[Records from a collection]
-=-=-

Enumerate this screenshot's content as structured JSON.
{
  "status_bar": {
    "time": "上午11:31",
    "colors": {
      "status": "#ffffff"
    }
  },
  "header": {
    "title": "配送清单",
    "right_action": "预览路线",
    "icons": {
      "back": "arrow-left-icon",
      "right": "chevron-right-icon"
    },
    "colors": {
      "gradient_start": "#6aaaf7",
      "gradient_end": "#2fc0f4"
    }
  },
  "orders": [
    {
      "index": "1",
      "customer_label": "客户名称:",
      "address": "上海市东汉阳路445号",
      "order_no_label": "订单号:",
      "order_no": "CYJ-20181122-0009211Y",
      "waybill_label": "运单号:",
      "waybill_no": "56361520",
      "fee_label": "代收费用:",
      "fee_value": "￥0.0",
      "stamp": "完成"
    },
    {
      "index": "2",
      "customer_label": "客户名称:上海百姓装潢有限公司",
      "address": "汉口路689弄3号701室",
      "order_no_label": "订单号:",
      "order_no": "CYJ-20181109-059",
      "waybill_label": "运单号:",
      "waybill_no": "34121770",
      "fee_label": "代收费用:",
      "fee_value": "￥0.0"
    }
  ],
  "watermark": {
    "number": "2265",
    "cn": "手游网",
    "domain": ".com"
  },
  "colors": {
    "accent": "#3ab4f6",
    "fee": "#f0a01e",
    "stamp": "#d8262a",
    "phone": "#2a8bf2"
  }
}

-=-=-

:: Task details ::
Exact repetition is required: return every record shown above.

:: Solution to this problem ::
Enumerate this screenshot's content as structured JSON.
{
  "status_bar": {
    "time": "上午11:31",
    "colors": {
      "status": "#ffffff"
    }
  },
  "header": {
    "title": "配送清单",
    "right_action": "预览路线",
    "icons": {
      "back": "arrow-left-icon",
      "right": "chevron-right-icon"
    },
    "colors": {
      "gradient_start": "#6aaaf7",
      "gradient_end": "#2fc0f4"
    }
  },
  "orders": [
    {
      "index": "1",
      "customer_label": "客户名称:",
      "address": "上海市东汉阳路445号",
      "order_no_label": "订单号:",
      "order_no": "CYJ-20181122-0009211Y",
      "waybill_label": "运单号:",
      "waybill_no": "56361520",
      "fee_label": "代收费用:",
      "fee_value": "￥0.0",
      "stamp": "完成"
    },
    {
      "index": "2",
      "customer_label": "客户名称:上海百姓装潢有限公司",
      "address": "汉口路689弄3号701室",
      "order_no_label": "订单号:",
      "order_no": "CYJ-20181109-059",
      "waybill_label": "运单号:",
      "waybill_no": "34121770",
      "fee_label": "代收费用:",
      "fee_value": "￥0.0"
    }
  ],
  "watermark": {
    "number": "2265",
    "cn": "手游网",
    "domain": ".com"
  },
  "colors": {
    "accent": "#3ab4f6",
    "fee": "#f0a01e",
    "stamp": "#d8262a",
    "phone": "#2a8bf2"
  }
}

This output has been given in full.